It was a pleasure to attend the recent PRSA Health Academy meeting in Chicago, the first time the Academy has held its annual get together outside of Washington, D.C. in 19 years, but it was well worth the wait and a terrific “social” gathering. The over-arching theme was “Boomers, Xers and Nexters — Communicating in a Cross-Generational/Cross-Cultural Landscape,” but the hottest topic of all was social media. Speakers like Ed Schipul talked about how we as health care communicators can ethically penetrate Internet-based communities, and he also explained to us neophytes how the newest social media application “Twitter” works. Dmitry Kruglyak, CEO of Trusted.MD, and one of the top experts on FaceBook, explained how Susan G. Komen used a “Pink Ribbon Application” to engage more than three million FaceBook members in supporting a cure for breast cancer.
I joined my longtime Web and animation collaborator Sten McKenzie for a discussion called “The Evolving Face(book) of Social Media: From MySpace to Second Life, Avatars and Social Networks in Medicine.” The key word is “evolving.” We provided examples of how health care organizations like the Arthritis Foundation are using YouTube to aggregate their educational and fund-raising videos, and Pepsi’s cutting-edge marketing outreach to the deaf community through its Super Bowl ad and viral video. Unique health care applications on MySpace include the American Osteopathic Association’s member site and Johnson and Johnson’s sponsorship of an eye health educational campaign featuring U.S. Olympic soccer star Heather O’Reilly.
In our talk, I think attendees were most impressed by our guided tour of Second Life, with such notable sites as the Boomer Esiason Foundation’s Cystic Fibrosis University and the three-dimensional version of www.stopgerms.org that Sten and his team are building for the Alliance for Consumer Education. While Second Life has its flaws, the promise and potential of virtual world education is enormous. Indeed, the future of health education may indeed rely heavily on the concept of “serious gaming.” That is, creating three-dimensional virtual learning environments, not unlike today’s high-end video games, to entertain, educate and engage Gen Y, as well as Gen X and anyone else playing catch up!
Ben Garrett, PRSA Health Academy board member and co-chair of the 2009 Health Academy meeting (May 13-15, 2009), is an award-winning health producer with more than 28 years of experience in broadcast public relations, and an innovator in health care communications on the Web. Garrett is currently the executive producer of On the Scene Productions.
Sten McKinzie is an award-winning multimedia designer with over 15 year’s experience in graphics, animation and online media. He has served as president of Erickson Multimedia Studios, Inc., or EM Studios, since 2003 and has directed projects for the biggest names and associations in the medical field.

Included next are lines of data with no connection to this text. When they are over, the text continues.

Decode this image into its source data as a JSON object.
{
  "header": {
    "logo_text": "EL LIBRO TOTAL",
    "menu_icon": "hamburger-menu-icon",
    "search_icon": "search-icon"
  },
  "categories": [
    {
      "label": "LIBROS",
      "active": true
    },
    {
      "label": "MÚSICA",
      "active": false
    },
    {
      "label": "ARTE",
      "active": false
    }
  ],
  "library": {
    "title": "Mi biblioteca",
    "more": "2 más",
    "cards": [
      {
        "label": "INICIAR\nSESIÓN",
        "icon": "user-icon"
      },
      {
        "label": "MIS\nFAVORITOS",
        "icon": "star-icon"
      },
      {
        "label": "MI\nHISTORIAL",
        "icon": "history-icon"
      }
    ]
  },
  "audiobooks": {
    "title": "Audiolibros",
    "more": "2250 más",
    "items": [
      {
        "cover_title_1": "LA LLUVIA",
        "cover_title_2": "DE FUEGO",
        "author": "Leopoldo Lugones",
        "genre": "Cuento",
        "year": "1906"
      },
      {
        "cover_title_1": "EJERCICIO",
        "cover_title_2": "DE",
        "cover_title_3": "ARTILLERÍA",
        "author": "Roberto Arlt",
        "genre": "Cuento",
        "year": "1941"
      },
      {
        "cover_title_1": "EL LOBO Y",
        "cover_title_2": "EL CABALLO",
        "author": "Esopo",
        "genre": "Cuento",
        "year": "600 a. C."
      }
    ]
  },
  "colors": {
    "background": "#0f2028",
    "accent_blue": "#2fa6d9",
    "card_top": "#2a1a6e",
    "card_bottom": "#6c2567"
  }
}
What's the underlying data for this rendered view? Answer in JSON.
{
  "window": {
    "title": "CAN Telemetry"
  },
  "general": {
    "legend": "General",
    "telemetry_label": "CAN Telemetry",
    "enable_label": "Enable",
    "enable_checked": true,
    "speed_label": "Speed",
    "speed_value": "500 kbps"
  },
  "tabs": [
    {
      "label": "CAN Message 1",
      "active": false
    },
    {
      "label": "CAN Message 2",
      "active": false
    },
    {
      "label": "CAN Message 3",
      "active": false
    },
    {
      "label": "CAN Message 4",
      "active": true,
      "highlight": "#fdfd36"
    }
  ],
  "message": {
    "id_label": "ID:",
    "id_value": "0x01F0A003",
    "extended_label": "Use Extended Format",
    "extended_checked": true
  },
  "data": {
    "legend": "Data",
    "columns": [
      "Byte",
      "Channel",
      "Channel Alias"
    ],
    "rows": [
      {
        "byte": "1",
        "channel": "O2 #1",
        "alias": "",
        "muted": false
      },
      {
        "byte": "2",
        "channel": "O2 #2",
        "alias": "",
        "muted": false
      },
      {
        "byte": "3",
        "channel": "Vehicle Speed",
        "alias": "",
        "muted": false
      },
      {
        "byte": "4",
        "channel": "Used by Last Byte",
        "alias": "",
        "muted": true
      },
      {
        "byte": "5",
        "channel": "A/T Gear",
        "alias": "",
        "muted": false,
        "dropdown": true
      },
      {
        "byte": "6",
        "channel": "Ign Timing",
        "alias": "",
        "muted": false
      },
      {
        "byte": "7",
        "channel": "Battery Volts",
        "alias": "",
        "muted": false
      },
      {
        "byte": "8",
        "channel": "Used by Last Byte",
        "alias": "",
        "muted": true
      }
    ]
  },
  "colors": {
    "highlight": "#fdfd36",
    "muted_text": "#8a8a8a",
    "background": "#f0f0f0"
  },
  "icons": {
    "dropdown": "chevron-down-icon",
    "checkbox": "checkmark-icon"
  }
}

Garrett and McKinzie co-presented at the PRSA 2008 Health Academy’s 2008 Conference (April 2-4, 2008), Health Care Communications Strategy: Boomers, Xers, and Nexters. Visit the PRSA Health Academy Section Web site at http://healthacademy.prsa.org/index.html to learn more about Health Academy news and upcoming events.
Join Garrett for his teleseminar, co-presented with Dmitriy Kruglyak, titled Harnessing Rich Media and Social Distribution, on June 11 at 3 p.m. EDT!
Twitter is nice for keeping in touch, but people are making too big of a deal about social networking.
Twitter may not have reached critical mass yet, but its users still represent an important and influential demographic. But other social media sites have become real mass media. Right now, MySpace and FaceBook are neck and neck with 125 million registered users a piece, and YouTube has nearly 80 million unique visitors a month. Social media is increasingly relevant because its where the eyeballs are. In the UK, 75% of all web traffic is through social media portals and I’m not sure the USA is very far behind…